SC: I read Angie Thomas’ book before I knew it was going to be made into a movie. I loved the book, especially how it humanised all of these situations that we see on the news, filtered through how the media wants us to see it. We can never really form our own opinion, because we are sort of forced to believe what we’re shown. Hearing this story through a young girl’s words… it makes you feel the situation in such a different way. I wanted to be a part of it in any way that I could, and I do know that it’s such an important film for so many people. For my character specifically, the reason that this character exists – who is ignorant and doesn’t recognise her privilege – she exists because there are people in the world like her. That’s one of the reasons we really hope that people watch it.

“When you’re like a young girl and you’re developing, it’s not always about falling in love and needing the perfect person and having a fairytale.

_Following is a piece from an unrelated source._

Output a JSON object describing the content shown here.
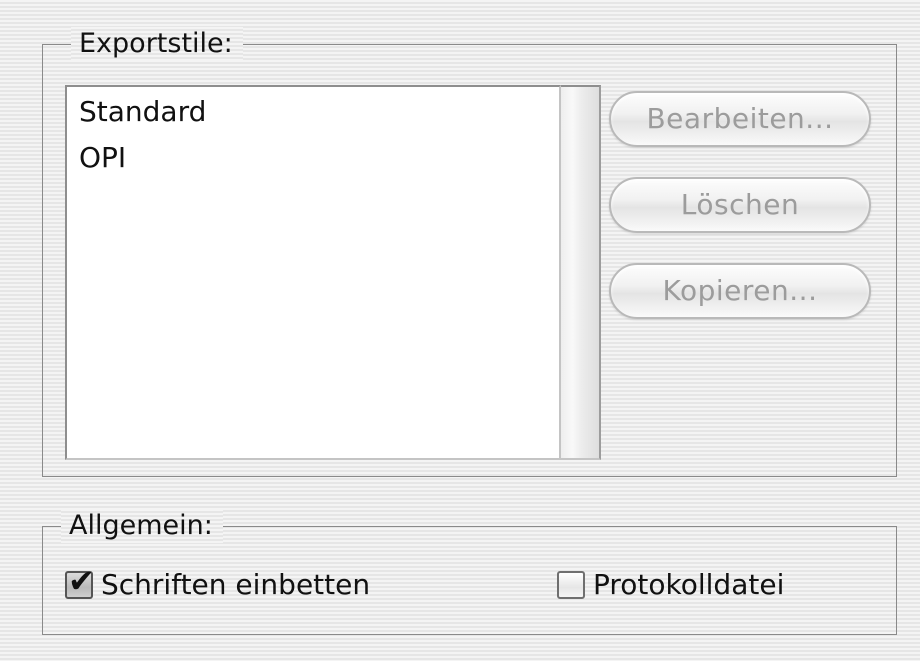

This girl is trying to survive, and that’s what’s really powerful about it.”

AD: Also, you have The Short History of Long Road coming out in 2019, which dives into the ideas of self-discovery and familial relationships. How do you totally immerse yourself in such an emotionally varied and complex role?
SC: For me, growing up in the way I have, this character was the best way that I could represent self-discovery in a young girl, in a very un-glamourised world and situation. It’s a very interesting story. She grew up in a van with no one but her dad, her mum left when she was a child, something tragic happens and then she’s by herself. So she’s living her life completely alone. It was an emotional roller-coaster. I dyed my hair for the film, we wore no makeup for the whole movie. Cinematically, it’s so beautiful and so stripped down, which really works with the script.

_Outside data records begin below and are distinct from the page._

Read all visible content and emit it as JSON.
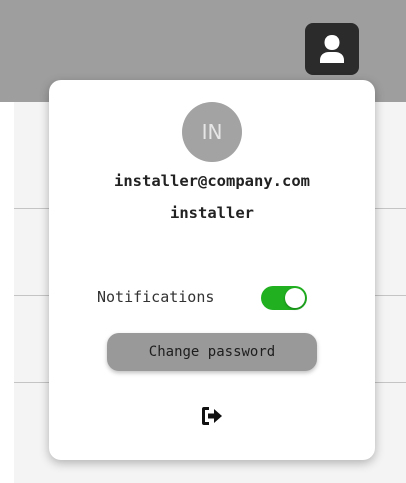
{
  "header": {
    "account_icon": "user-icon",
    "background_color": "#9e9e9e"
  },
  "account_menu": {
    "avatar_initials": "IN",
    "email": "installer@company.com",
    "username": "installer",
    "notifications": {
      "label": "Notifications",
      "enabled": true,
      "toggle_color": "#20b020"
    },
    "change_password_label": "Change password",
    "logout_icon": "logout-icon"
  }
}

AD: How did you prepare for the role?
SC: So the director, Ani Simon-Kennedy, she’s a new director and just a force to be reckoned with, she gave me these films to watch. I watched a lot of films by Agnès Varda, such as Vagabond, and I watched Kelly Reichardt’s Wendy and Lucy. They were all stories of these women being deserted in very isolated situations – different from our story, they end very tragically. Ours is more hopeful, which I also really liked. My favourite thing about it was that there aren’t many roles out there for my age that aren’t overly sexualised either. When you’re like a young girl and you’re developing, it’s not always about falling in love and needing the perfect person and having a fairytale. This girl is trying to survive, and that’s what’s really powerful about it.

AD: How do you balance the demands of your singing and acting careers? How do you approach the idea of self-care?
SC: When you’re twelve years old, it’s so easy to be like, “I want to be an actress and a singer, let’s do it all!” because your metabolism is up, you don’t need an espresso, your body is like, go, go, go! And then… you go through puberty and things start to slow down, you can’t run as fast… I’m nineteen, but still [laughs]. I’m lucky that I have a great group of people that I surround myself with that have always supported me and told me when to rest and take some time out. There’s just a big world out there, and we’re so small. But definitely the past few years have been harder than the years before, because I’m that kind of girl that will work until they physically pull me off set or out of the studio. I am very passionate and a perfectionistic in many ways… but I always want the best of what I can offer, and I think that’s a blessing and a curse.

The Hate U Give is out 19th October 2018.